• YOUR TASK:
Identify each line below containing the string "سیستم" and copy it.

------------------------

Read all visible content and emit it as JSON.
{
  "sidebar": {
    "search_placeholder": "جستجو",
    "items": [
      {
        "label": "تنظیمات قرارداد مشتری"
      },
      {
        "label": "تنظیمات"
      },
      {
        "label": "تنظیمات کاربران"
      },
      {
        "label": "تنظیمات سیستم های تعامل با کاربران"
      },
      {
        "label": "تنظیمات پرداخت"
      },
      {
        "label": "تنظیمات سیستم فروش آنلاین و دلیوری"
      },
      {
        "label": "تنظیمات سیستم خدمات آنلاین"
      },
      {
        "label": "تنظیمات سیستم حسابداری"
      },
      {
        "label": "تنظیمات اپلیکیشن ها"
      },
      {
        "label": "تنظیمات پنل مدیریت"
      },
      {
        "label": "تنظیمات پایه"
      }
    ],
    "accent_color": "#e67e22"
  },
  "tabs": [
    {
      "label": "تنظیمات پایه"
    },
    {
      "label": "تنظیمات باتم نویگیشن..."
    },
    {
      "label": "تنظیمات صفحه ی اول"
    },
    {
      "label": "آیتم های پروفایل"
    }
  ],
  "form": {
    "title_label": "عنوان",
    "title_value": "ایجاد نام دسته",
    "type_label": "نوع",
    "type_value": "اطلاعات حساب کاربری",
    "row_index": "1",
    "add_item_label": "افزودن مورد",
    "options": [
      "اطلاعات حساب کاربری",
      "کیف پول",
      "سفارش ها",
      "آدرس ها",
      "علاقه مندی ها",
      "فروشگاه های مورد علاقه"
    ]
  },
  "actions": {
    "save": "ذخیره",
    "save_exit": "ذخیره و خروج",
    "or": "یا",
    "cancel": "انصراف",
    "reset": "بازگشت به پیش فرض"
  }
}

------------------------

• YOUR SOLUTION:
        "label": "تنظیمات سیستم های تعامل با کاربران"
        "label": "تنظیمات سیستم فروش آنلاین و دلیوری"
        "label": "تنظیمات سیستم خدمات آنلاین"
        "label": "تنظیمات سیستم حسابداری"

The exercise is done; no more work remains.